Copy out, from the data, each line containing the string "Consultancy".

Entries from a dataset of interfaces
- - - - -

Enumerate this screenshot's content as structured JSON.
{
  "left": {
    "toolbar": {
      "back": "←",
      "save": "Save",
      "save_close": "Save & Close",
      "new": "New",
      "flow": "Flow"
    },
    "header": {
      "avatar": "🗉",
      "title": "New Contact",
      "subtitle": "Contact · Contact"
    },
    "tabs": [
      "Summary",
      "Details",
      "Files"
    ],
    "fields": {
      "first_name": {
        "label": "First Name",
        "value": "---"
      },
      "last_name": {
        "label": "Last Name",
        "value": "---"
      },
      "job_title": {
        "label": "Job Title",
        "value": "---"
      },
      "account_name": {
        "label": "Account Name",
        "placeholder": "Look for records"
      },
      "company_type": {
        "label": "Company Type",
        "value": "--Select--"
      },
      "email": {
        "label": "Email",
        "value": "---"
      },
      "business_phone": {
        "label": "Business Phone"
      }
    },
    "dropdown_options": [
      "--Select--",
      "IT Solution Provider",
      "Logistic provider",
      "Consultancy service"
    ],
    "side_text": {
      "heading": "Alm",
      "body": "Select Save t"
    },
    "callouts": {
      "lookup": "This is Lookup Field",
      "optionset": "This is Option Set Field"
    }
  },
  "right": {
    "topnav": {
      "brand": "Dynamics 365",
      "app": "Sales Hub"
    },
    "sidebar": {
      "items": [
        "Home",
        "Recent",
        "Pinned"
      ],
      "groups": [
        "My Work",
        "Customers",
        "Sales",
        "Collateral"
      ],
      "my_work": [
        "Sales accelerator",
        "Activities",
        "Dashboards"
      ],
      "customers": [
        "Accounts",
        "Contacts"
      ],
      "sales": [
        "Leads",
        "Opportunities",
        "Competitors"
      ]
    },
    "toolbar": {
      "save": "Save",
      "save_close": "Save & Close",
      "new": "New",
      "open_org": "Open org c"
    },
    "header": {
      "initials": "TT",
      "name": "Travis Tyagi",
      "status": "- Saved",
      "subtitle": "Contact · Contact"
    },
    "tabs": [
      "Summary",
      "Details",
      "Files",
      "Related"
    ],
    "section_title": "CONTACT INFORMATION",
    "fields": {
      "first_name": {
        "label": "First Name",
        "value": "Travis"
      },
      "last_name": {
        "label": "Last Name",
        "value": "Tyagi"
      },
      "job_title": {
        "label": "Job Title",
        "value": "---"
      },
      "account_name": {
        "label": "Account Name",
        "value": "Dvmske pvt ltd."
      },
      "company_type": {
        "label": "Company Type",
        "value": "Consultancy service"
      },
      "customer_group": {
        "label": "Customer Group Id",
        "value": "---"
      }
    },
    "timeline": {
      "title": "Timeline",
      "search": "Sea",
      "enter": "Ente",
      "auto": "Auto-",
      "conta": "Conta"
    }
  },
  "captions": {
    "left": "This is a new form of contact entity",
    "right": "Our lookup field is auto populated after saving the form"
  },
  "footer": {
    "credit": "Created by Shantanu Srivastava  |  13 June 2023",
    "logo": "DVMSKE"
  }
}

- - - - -

» **Result of this exercise**
      "Consultancy service"
        "value": "Consultancy service"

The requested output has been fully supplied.